» WORK REQUIRED:
When you repeat the records, keep every word exact and drop each picture.

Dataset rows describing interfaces
::::::::
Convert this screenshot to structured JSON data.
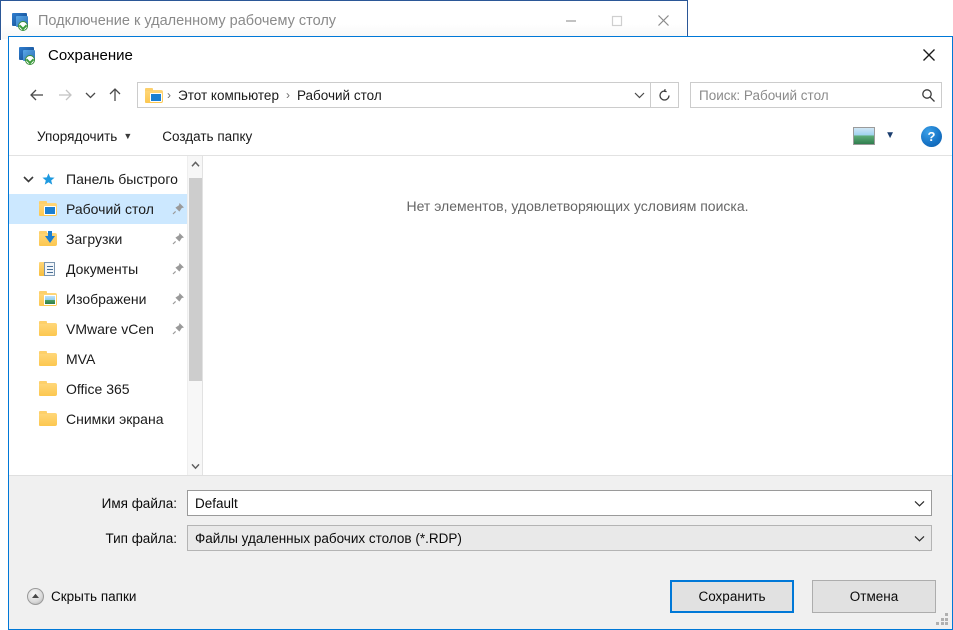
{
  "background_window": {
    "title": "Подключение к удаленному рабочему столу",
    "icon": "remote-desktop-icon",
    "caption_buttons": [
      {
        "name": "minimize",
        "glyph": "minimize-icon"
      },
      {
        "name": "maximize",
        "glyph": "maximize-icon"
      },
      {
        "name": "close",
        "glyph": "close-icon"
      }
    ]
  },
  "dialog": {
    "title": "Сохранение",
    "icon": "remote-desktop-icon",
    "close_label": "close-icon"
  },
  "navigation": {
    "back": "back-arrow-icon",
    "forward": "forward-arrow-icon",
    "recent": "chevron-down-icon",
    "up": "up-arrow-icon",
    "address": {
      "folder_icon": "desktop-folder-icon",
      "crumbs": [
        "Этот компьютер",
        "Рабочий стол"
      ],
      "separator": "›",
      "dropdown": "chevron-down-icon"
    },
    "refresh": "refresh-icon"
  },
  "search": {
    "placeholder": "Поиск: Рабочий стол",
    "value": "",
    "icon": "search-icon"
  },
  "command_bar": {
    "organize": "Упорядочить",
    "new_folder": "Создать папку",
    "view_icon": "view-layout-icon",
    "view_caret": "chevron-down-icon",
    "help": "?"
  },
  "nav_pane": {
    "root": {
      "label": "Панель быстрого",
      "icon": "star-icon",
      "expander": "chevron-down-icon",
      "expanded": true
    },
    "items": [
      {
        "label": "Рабочий стол",
        "icon": "folder-desktop-icon",
        "pinned": true,
        "selected": true
      },
      {
        "label": "Загрузки",
        "icon": "folder-downloads-icon",
        "pinned": true,
        "selected": false
      },
      {
        "label": "Документы",
        "icon": "folder-documents-icon",
        "pinned": true,
        "selected": false
      },
      {
        "label": "Изображени",
        "icon": "folder-pictures-icon",
        "pinned": true,
        "selected": false
      },
      {
        "label": "VMware vCen",
        "icon": "folder-icon",
        "pinned": true,
        "selected": false
      },
      {
        "label": "MVA",
        "icon": "folder-icon",
        "pinned": false,
        "selected": false
      },
      {
        "label": "Office 365",
        "icon": "folder-icon",
        "pinned": false,
        "selected": false
      },
      {
        "label": "Снимки экрана",
        "icon": "folder-icon",
        "pinned": false,
        "selected": false
      }
    ],
    "scrollbar": {
      "up_arrow": "chevron-up-icon",
      "down_arrow": "chevron-down-icon"
    }
  },
  "content": {
    "empty_message": "Нет элементов, удовлетворяющих условиям поиска."
  },
  "fields": {
    "filename": {
      "label": "Имя файла:",
      "value": "Default",
      "caret": "chevron-down-icon"
    },
    "filetype": {
      "label": "Тип файла:",
      "value": "Файлы удаленных рабочих столов (*.RDP)",
      "caret": "chevron-down-icon"
    }
  },
  "footer": {
    "hide_folders": "Скрыть папки",
    "hide_folders_icon": "collapse-up-icon",
    "save": "Сохранить",
    "cancel": "Отмена"
  },
  "colors": {
    "accent": "#0078d7",
    "selection": "#cce8ff",
    "dialog_chrome": "#f0f0f0"
  }
}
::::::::
» YOUR SOLUTION:
Convert this screenshot to structured JSON data.
{
  "background_window": {
    "title": "Подключение к удаленному рабочему столу",
    "icon": "remote-desktop-icon",
    "caption_buttons": [
      {
        "name": "minimize",
        "glyph": "minimize-icon"
      },
      {
        "name": "maximize",
        "glyph": "maximize-icon"
      },
      {
        "name": "close",
        "glyph": "close-icon"
      }
    ]
  },
  "dialog": {
    "title": "Сохранение",
    "icon": "remote-desktop-icon",
    "close_label": "close-icon"
  },
  "navigation": {
    "back": "back-arrow-icon",
    "forward": "forward-arrow-icon",
    "recent": "chevron-down-icon",
    "up": "up-arrow-icon",
    "address": {
      "folder_icon": "desktop-folder-icon",
      "crumbs": [
        "Этот компьютер",
        "Рабочий стол"
      ],
      "separator": "›",
      "dropdown": "chevron-down-icon"
    },
    "refresh": "refresh-icon"
  },
  "search": {
    "placeholder": "Поиск: Рабочий стол",
    "value": "",
    "icon": "search-icon"
  },
  "command_bar": {
    "organize": "Упорядочить",
    "new_folder": "Создать папку",
    "view_icon": "view-layout-icon",
    "view_caret": "chevron-down-icon",
    "help": "?"
  },
  "nav_pane": {
    "root": {
      "label": "Панель быстрого",
      "icon": "star-icon",
      "expander": "chevron-down-icon",
      "expanded": true
    },
    "items": [
      {
        "label": "Рабочий стол",
        "icon": "folder-desktop-icon",
        "pinned": true,
        "selected": true
      },
      {
        "label": "Загрузки",
        "icon": "folder-downloads-icon",
        "pinned": true,
        "selected": false
      },
      {
        "label": "Документы",
        "icon": "folder-documents-icon",
        "pinned": true,
        "selected": false
      },
      {
        "label": "Изображени",
        "icon": "folder-pictures-icon",
        "pinned": true,
        "selected": false
      },
      {
        "label": "VMware vCen",
        "icon": "folder-icon",
        "pinned": true,
        "selected": false
      },
      {
        "label": "MVA",
        "icon": "folder-icon",
        "pinned": false,
        "selected": false
      },
      {
        "label": "Office 365",
        "icon": "folder-icon",
        "pinned": false,
        "selected": false
      },
      {
        "label": "Снимки экрана",
        "icon": "folder-icon",
        "pinned": false,
        "selected": false
      }
    ],
    "scrollbar": {
      "up_arrow": "chevron-up-icon",
      "down_arrow": "chevron-down-icon"
    }
  },
  "content": {
    "empty_message": "Нет элементов, удовлетворяющих условиям поиска."
  },
  "fields": {
    "filename": {
      "label": "Имя файла:",
      "value": "Default",
      "caret": "chevron-down-icon"
    },
    "filetype": {
      "label": "Тип файла:",
      "value": "Файлы удаленных рабочих столов (*.RDP)",
      "caret": "chevron-down-icon"
    }
  },
  "footer": {
    "hide_folders": "Скрыть папки",
    "hide_folders_icon": "collapse-up-icon",
    "save": "Сохранить",
    "cancel": "Отмена"
  },
  "colors": {
    "accent": "#0078d7",
    "selection": "#cce8ff",
    "dialog_chrome": "#f0f0f0"
  }
}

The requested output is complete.